What completely shocked the hell out of you?
A bill I received from an urgent care facility I went to one weekend, maybe a little.
But truthfully, nothing really shocked me. I did think the food here would be unhealthy, but that wasn’t true at all. You can find healthy food everywhere in this country, oftentimes much more healthy than in Europe.

How would you score that first year, from 1 to 10?
A seven because the winter was so harsh and I didn’t know anyone. I would just go to the office and go home. The city was dead, gloomy and grey. I wondered, “How long do I stay until I can tell myself that I can move back?” But then I also told myself not to judge too quickly. I had to go out and meet people and if I still hated it after a year, then maybe it wasn’t for me.

Around month nine, I started liking Boston. I started to take trips and explored and I got to celebrate all those holidays that I’ve never done before, like Thanksgiving. My colleagues were really nice, and invited me to Valentine’s dinners and Easter lunches. That was another thing, people were very welcoming.

What three top characteristics do you think are needed to be a successful, long-term expat?
Having an open mind, a curious nature and a constant willingness to learn.

And, finally, what role did language training play in the success of your moves?
A super important role! If you move to a new country and you don’t know the language or try, I think it naturally follows that you won’t like it there. You won’t really experience that country. If everyone speaks English around you, you might feel OK, but will you really experience that country and culture? The better I was with the language, the easier it was for me to enjoy the location. Even with English, I moved here to Boston when I was already fluent but now I understand American English much better than three years ago.
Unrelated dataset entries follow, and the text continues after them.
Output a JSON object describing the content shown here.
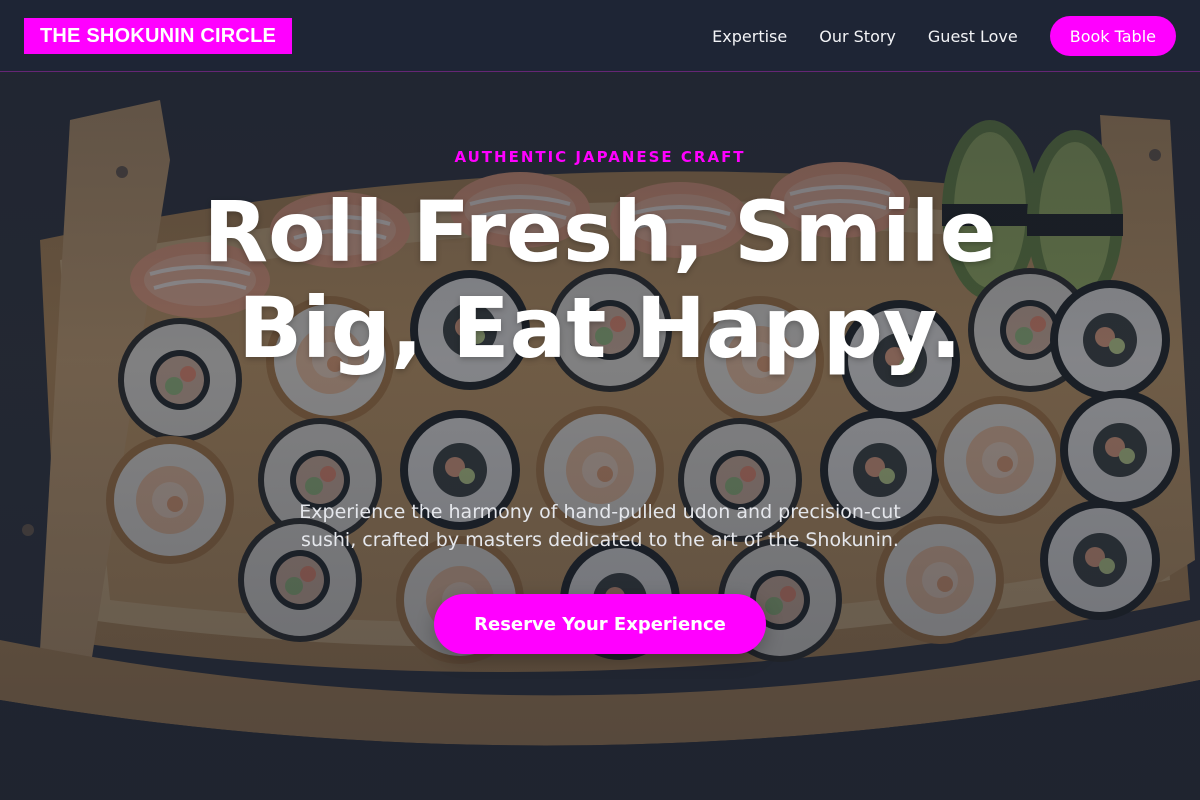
{
  "header": {
    "brand": "THE SHOKUNIN CIRCLE",
    "nav": [
      {
        "label": "Expertise"
      },
      {
        "label": "Our Story"
      },
      {
        "label": "Guest Love"
      }
    ],
    "cta_label": "Book Table"
  },
  "hero": {
    "eyebrow": "AUTHENTIC JAPANESE CRAFT",
    "headline": "Roll Fresh, Smile Big, Eat Happy.",
    "subtext": "Experience the harmony of hand-pulled udon and precision-cut sushi, crafted by masters dedicated to the art of the Shokunin.",
    "cta_label": "Reserve Your Experience",
    "background_image": "sushi-boat-photo"
  },
  "colors": {
    "accent": "#ff00ff",
    "navbar_bg": "#1e2636",
    "text_primary": "#ffffff",
    "text_secondary": "#e5e7ec"
  }
}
And people come from different states and have different accents and colloquial words from their region and now I understand those much better, as well. You don’t have to be perfect in the language but you have to make an effort.